Reed is a righty, but between Matt Barnes, Joe Kelly, Heath Hembree, Carson Smith, and Craig Kimbrel, the Sox have more right-handed choices than left. Coming back from surgery, Tyler Thornburg, should be in the mix eventually too, but it's difficult to expect too much from him.

What the Red Sox should do: sign one of each for the bullpen, one righty, and one lefty. And then trade a righty or two. Turn some of that mishmash into an addition elsewhere. Be creative. 

Because inevitably, come midseason, the Sox will want to add another bullpen arm if they sign just one now. Why wait until you have to give up prospect capital when you can just add the piece you want now?

Go get a near-sure thing such as Pat Neshek, a veteran who walks no one and still strikeouts a bunch. At 37 with an outgoing personality, Neshek also brings leadership to a team that is looking for some. He walked just six guys in 62 innings last season. Entering his 12th season in the majors, he’s looking for his first ring.

All these top of the market relievers may be handsomely paid. But relievers are still something of a bargain compared to position players and starting pitchers. One of the key words for this winter should be creativity. If there’s value to be had in the reliever market, capitalize on it. 

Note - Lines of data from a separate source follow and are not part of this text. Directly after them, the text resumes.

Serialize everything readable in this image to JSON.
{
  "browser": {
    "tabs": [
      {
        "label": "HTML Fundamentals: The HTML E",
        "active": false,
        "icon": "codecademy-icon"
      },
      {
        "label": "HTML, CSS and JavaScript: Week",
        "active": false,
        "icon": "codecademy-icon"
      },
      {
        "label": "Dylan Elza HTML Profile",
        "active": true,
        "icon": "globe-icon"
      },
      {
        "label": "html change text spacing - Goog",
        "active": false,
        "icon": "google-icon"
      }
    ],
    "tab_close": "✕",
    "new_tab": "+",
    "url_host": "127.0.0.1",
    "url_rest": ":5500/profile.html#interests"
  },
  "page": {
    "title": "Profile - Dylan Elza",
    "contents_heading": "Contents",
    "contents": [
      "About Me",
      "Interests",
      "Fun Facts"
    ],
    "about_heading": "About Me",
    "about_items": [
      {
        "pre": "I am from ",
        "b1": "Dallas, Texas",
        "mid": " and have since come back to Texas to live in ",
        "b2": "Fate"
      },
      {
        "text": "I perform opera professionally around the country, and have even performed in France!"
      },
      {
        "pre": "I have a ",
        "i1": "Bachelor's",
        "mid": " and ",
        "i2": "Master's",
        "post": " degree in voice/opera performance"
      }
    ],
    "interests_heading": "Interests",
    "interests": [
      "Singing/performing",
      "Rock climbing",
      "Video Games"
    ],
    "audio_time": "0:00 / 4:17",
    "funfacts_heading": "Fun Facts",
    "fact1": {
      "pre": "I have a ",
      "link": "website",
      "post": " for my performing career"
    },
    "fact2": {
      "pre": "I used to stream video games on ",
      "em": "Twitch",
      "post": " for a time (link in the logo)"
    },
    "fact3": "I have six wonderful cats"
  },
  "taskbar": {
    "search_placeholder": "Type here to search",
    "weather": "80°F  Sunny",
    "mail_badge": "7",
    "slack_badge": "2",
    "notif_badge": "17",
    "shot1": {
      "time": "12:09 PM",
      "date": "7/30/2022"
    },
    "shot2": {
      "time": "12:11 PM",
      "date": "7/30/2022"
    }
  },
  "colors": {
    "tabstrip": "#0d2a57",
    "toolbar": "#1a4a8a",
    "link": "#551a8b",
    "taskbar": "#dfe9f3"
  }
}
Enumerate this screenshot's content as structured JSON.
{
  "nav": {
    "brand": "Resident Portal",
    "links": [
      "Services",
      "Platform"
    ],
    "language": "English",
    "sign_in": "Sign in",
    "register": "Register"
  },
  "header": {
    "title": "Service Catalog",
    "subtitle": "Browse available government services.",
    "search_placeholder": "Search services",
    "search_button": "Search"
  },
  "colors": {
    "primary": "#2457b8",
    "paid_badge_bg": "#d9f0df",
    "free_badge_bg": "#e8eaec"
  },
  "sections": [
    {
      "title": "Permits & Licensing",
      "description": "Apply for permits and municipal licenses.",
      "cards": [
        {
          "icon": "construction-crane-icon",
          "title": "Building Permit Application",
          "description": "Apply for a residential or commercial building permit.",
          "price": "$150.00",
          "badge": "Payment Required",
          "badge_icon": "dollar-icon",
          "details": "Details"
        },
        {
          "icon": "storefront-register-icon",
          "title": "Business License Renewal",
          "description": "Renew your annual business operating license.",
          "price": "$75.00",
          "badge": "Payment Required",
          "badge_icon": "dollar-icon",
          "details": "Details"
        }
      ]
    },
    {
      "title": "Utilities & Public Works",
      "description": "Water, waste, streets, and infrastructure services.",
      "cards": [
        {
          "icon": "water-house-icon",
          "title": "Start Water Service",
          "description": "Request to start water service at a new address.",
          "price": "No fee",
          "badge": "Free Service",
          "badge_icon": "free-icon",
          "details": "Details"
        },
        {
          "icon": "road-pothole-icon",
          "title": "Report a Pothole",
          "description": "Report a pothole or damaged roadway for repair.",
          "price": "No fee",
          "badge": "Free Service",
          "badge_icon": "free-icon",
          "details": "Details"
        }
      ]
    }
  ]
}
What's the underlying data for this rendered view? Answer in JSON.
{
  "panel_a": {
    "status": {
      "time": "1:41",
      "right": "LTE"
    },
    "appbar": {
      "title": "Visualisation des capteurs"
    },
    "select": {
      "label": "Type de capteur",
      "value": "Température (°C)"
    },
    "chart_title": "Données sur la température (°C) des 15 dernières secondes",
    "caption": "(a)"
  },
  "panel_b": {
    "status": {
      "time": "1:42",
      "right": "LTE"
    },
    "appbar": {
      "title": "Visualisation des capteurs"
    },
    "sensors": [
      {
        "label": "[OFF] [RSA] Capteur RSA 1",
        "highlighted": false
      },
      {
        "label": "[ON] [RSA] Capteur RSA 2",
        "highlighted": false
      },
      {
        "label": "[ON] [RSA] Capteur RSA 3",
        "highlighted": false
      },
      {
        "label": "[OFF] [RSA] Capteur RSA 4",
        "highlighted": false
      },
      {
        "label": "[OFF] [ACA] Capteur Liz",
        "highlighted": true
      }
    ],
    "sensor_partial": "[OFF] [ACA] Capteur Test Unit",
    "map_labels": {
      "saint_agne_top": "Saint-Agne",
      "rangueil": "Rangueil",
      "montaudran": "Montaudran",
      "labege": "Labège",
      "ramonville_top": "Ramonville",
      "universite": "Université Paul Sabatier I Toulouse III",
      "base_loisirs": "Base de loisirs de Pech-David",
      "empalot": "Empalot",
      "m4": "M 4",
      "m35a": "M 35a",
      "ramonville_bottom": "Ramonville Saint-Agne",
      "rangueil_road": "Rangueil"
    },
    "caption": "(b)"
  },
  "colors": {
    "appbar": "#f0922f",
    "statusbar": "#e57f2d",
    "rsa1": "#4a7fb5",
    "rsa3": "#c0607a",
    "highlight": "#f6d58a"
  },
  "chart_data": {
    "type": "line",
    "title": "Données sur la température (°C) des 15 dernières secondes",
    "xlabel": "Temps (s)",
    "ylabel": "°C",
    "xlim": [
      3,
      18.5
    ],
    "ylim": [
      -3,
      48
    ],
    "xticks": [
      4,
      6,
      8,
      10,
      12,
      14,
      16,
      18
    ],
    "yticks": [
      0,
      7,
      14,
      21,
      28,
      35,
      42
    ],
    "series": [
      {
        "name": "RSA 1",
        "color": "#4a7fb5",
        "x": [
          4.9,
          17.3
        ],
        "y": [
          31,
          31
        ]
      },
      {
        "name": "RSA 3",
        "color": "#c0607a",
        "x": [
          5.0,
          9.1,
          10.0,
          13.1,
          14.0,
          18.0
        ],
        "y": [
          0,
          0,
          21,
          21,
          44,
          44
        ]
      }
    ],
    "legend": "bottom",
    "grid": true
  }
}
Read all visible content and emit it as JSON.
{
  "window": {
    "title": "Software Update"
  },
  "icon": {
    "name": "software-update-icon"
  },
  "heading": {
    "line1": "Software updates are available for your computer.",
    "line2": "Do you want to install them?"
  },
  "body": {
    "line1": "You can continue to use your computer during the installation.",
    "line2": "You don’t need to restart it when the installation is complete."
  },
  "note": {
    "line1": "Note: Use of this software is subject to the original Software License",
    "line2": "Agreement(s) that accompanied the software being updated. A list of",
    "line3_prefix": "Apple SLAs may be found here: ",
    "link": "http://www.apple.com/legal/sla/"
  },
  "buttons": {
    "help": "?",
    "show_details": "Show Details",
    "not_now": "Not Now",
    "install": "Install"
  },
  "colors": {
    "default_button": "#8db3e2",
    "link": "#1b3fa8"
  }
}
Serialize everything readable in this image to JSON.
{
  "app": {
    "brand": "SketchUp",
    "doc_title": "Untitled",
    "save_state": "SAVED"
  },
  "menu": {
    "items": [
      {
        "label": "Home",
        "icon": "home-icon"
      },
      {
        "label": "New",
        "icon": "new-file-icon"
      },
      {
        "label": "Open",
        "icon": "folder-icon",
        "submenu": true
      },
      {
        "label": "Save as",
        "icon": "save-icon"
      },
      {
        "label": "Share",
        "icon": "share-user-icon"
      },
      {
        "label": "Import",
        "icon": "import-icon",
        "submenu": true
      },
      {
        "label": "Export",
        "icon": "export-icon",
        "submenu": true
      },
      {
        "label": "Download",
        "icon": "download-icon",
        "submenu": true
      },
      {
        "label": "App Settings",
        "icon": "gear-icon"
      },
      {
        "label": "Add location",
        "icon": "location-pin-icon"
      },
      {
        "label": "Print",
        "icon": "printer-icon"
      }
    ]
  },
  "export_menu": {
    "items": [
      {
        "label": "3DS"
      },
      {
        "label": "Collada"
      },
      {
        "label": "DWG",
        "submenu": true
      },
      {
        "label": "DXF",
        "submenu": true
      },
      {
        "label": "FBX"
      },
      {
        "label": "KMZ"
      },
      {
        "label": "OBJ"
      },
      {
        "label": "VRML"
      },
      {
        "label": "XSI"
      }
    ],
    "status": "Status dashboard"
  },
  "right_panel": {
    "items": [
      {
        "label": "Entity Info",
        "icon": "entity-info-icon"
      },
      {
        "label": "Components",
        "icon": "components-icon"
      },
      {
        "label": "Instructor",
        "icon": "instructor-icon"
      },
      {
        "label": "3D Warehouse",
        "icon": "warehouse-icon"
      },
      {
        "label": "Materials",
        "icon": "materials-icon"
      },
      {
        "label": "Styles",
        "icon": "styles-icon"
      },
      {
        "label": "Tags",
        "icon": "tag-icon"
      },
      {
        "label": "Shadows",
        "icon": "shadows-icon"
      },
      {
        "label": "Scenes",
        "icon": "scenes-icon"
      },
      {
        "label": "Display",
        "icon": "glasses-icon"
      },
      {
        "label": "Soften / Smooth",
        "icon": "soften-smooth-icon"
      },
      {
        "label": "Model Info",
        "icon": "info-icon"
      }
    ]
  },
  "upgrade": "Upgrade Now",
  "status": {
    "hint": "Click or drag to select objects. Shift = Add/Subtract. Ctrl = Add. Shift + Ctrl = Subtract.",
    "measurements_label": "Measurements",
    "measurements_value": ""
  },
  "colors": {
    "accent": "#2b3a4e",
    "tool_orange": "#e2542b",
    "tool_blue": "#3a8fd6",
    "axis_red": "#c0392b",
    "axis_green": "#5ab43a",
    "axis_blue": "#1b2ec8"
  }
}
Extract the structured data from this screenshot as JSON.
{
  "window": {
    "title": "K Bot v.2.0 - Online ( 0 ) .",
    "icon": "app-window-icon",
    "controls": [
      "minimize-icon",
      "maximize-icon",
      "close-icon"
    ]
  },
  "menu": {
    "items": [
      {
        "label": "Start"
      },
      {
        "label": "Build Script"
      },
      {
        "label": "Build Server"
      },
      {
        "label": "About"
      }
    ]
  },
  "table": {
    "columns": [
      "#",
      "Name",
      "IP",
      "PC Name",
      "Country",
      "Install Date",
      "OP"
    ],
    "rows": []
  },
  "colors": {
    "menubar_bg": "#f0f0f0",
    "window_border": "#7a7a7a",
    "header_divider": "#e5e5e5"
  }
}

Comeback kid Mike Minor, Jake McGee and Tony Watson headline the crop of free agent lefties available. Brad Hand of the Padres could also be had by trade but his market isn’t moving too quickly (and he won’t come cheaply).

Minor, 29, who posted a 2.55 ERA in 2017 after health issues kept him out of the majors in 2015-16, is expected to be paid handsomely. He is also open to the idea of potentially starting if a team is interested in him doing so. The Royals reportedly could give him that shot.

McGee’s American League East experience could be appealing.

He's 31 and had a 3.61 ERA with the Rockies in 2017 and has a 3.15 ERA lifetime. He’s not quite the strikeout pitcher he was earlier in his career — he had an 11.6 K/9 in 2015 — but a 9.1 K/9 is still very strong, particularly when coupled with just 0.6 homers allowed per nine.

For what it’s worth: McGee has also dominated the Red Sox, who have a .125 average, .190 on-base percentage and .192 slugging against him in 117 regular-season plate appearances. 

McGee throws a mid-90s fastball with a low-80s slider. He can operate up in the zone, and he actually has been even more effective against righties than lefties in his career, including in 2017. McGee’s been a closer, too, with 44 career saves.

The Sox had the second-best bullpen in the majors by ERA in 2017, at 3.07. Yet, come the postseason, there wasn’t a sense of great confidence or even a clear shape to the pecking order behind one of the absolute best relievers in the game, Kimbrel.